Take every line from the listing below that includes "JSON" and copy it.

[Opening Source data section]

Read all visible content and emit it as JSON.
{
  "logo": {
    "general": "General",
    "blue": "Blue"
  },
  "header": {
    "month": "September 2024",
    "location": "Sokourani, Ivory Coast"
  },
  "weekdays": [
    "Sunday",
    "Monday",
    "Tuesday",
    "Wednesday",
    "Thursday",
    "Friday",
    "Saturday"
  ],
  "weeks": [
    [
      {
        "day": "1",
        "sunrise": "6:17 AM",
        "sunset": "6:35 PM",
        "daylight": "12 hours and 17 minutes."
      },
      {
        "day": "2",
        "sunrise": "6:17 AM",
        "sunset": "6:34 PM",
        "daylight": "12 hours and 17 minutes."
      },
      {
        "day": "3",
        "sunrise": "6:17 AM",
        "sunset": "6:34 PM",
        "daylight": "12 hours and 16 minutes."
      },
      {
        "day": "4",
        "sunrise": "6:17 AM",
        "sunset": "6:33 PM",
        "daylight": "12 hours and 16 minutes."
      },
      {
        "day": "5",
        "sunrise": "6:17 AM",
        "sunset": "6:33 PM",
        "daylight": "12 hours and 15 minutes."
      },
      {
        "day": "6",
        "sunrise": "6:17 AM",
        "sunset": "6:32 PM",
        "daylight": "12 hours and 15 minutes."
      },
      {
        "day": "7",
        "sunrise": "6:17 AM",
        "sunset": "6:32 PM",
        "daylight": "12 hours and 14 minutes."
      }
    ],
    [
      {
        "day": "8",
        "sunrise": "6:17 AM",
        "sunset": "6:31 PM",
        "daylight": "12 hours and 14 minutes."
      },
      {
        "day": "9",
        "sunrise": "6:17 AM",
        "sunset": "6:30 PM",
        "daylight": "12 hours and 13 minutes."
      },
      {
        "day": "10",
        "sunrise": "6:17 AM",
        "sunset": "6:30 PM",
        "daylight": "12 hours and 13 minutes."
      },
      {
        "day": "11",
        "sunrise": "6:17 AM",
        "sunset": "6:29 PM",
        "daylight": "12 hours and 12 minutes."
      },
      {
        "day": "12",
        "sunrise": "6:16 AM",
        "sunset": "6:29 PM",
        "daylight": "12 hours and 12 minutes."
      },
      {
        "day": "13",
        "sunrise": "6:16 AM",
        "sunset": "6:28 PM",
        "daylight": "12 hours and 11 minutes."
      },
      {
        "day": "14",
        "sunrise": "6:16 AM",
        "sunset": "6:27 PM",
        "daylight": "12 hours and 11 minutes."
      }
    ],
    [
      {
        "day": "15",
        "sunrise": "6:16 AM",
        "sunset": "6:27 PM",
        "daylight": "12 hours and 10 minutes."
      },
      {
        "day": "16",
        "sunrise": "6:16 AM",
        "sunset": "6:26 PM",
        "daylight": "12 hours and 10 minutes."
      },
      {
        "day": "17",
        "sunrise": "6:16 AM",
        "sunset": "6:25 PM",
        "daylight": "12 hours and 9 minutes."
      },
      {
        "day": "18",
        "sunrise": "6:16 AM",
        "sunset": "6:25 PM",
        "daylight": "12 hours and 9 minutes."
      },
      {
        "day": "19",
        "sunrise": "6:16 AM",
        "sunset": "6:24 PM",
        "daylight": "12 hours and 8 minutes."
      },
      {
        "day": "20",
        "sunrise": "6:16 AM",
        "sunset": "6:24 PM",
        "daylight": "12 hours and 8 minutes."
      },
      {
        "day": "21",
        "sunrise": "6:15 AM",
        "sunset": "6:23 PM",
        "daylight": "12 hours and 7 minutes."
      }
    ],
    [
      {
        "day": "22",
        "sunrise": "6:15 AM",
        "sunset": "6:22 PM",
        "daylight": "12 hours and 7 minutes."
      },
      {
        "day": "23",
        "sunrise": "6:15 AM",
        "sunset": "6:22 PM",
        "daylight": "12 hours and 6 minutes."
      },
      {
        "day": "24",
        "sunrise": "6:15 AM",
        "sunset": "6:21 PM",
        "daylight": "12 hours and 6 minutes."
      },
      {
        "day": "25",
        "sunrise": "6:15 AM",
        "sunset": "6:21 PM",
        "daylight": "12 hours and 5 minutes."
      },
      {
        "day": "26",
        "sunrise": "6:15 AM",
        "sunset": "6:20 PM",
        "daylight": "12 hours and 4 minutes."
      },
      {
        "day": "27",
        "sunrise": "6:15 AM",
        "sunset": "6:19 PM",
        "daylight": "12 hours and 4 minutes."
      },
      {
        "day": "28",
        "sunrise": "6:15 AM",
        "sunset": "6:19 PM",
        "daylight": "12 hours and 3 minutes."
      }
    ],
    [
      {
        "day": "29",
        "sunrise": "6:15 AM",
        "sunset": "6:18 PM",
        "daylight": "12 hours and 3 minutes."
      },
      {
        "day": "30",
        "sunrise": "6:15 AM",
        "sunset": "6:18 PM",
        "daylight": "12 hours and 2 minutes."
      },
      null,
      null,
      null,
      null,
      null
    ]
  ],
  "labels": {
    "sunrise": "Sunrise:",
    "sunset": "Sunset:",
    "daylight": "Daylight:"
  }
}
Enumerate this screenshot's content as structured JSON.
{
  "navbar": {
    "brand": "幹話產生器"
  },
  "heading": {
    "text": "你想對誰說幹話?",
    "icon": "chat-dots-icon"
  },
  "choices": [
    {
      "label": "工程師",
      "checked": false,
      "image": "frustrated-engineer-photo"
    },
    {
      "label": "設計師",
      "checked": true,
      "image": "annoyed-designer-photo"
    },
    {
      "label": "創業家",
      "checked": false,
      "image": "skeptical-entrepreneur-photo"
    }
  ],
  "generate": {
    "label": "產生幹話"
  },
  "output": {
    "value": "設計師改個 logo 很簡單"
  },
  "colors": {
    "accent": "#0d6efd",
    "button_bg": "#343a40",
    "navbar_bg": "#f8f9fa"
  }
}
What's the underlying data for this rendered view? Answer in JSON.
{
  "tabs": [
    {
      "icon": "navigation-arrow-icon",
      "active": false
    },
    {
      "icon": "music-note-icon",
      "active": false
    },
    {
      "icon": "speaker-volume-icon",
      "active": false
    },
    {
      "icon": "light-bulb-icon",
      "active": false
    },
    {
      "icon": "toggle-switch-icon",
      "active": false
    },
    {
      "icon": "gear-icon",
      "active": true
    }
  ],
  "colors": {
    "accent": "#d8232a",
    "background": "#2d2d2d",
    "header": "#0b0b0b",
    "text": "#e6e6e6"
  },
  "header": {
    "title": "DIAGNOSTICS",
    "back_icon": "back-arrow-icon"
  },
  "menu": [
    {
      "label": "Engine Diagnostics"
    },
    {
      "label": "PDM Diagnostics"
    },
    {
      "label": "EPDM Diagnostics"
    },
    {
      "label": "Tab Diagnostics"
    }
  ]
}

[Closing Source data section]

* _Task solution_
Read all visible content and emit it as JSON.
Enumerate this screenshot's content as structured JSON.
What's the underlying data for this rendered view? Answer in JSON.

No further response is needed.